– We have a problem when the National Audit Office issues a warning because there’s a lack of IT competency in our police force. Cybercrime has to be fought with high-level competency by the police. The same thing applies to natural disasters, including avalanches. Who do we look to for expertise when an avanlache takes place in Gjerdrum? Of course, NVE (Norwegian Water Resrouces and Energy Directorate). But if we doe this, we have to make sure to keep this expertise in government agencies, and salary levels are our best tool for doing so, she states.

Negotiate locally

Guste-Pedersen says that Tekna members working for the government are now negotiating their salaries at their own workplaces through local, collective negotiations (although an economic framework for these negotiations is centrally determined).

– The fact that this framework is centrally determined means that our representatives don’t have the same possibilities as they would if working in the private and municipal sectors to influence the size of the pot. But the deal contains other factors (for instance, additional money in the pot or separate negotiations) that can influence the overall framework. The local union representatives negotiate how the pot will be split, or if there’ll be any negotiating on additional money to be distributed locally to certain groups or individuals.

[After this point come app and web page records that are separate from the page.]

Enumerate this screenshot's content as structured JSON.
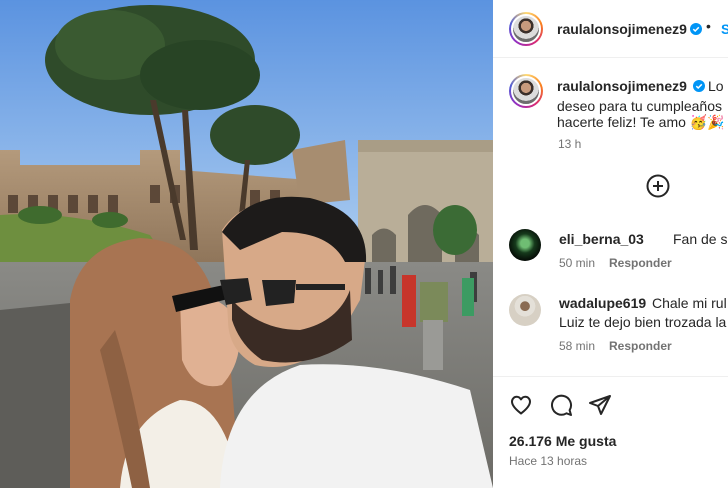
{
  "post": {
    "author": "raulalonsojimenez9",
    "follow_label": "S",
    "dot": "•",
    "caption_lines": [
      "Lo",
      "deseo para tu cumpleaños",
      "hacerte feliz! Te amo 🥳🎉"
    ],
    "caption_time": "13 h"
  },
  "comments": [
    {
      "user": "eli_berna_03",
      "text": "Fan de su re",
      "time": "50 min",
      "reply": "Responder"
    },
    {
      "user": "wadalupe619",
      "text": "Chale mi rul",
      "text2": "Luiz te dejo bien trozada la",
      "time": "58 min",
      "reply": "Responder"
    }
  ],
  "footer": {
    "likes": "26.176 Me gusta",
    "posted": "Hace 13 horas"
  },
  "icons": {
    "verified": "verified-badge-icon",
    "load_more": "plus-circle-icon",
    "like": "heart-icon",
    "comment": "comment-bubble-icon",
    "share": "paper-plane-icon"
  },
  "colors": {
    "link_blue": "#0095f6",
    "verified_blue": "#0095f6",
    "secondary_text": "#737373"
  }
}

Usually, there are negotiations on a number of these points, she explains.

The school board and Oslo municipality: Money pits

– Tekna and Akademikerne have had collective salary determination at the municipal level since 2004. This has made the municipalities better able to use salary levels as a means of being competitive and attracting employees who are highly qualified in specialized areas, says chief negotiator in Tekna Municipality Sonia Monfort Roedelè.


Sonia Monfort Roedelé
Tekna Municipality’s chief negotiator Sonia Monfort Roedelè

Being able to determine their salaries locally has been positive for Tekna members. But there are still two groups that are lagging behind with regard to central salary determination at the municipal level; upper secondary school lecturers and municipal employees in Oslo.

– We’re still struggling to succeed at getting local salary determination for our municipal employees and lecturers in Oslo. These are bargaining areas that persist in an old-fashioned and outdated salary system. If we’re going to be able to recruit and keep competence STEM lecturers, who are in short supply, the municipalities must be able to compete more on salary levels with other sectors. If Oslo municipality is to achieve its ambition of becoming a world leader in digitalization and sustainability, salary has to be actively used as a way of keeping highly educated employees and cutting down on what’s been an unreasonably high use of consultants, she says.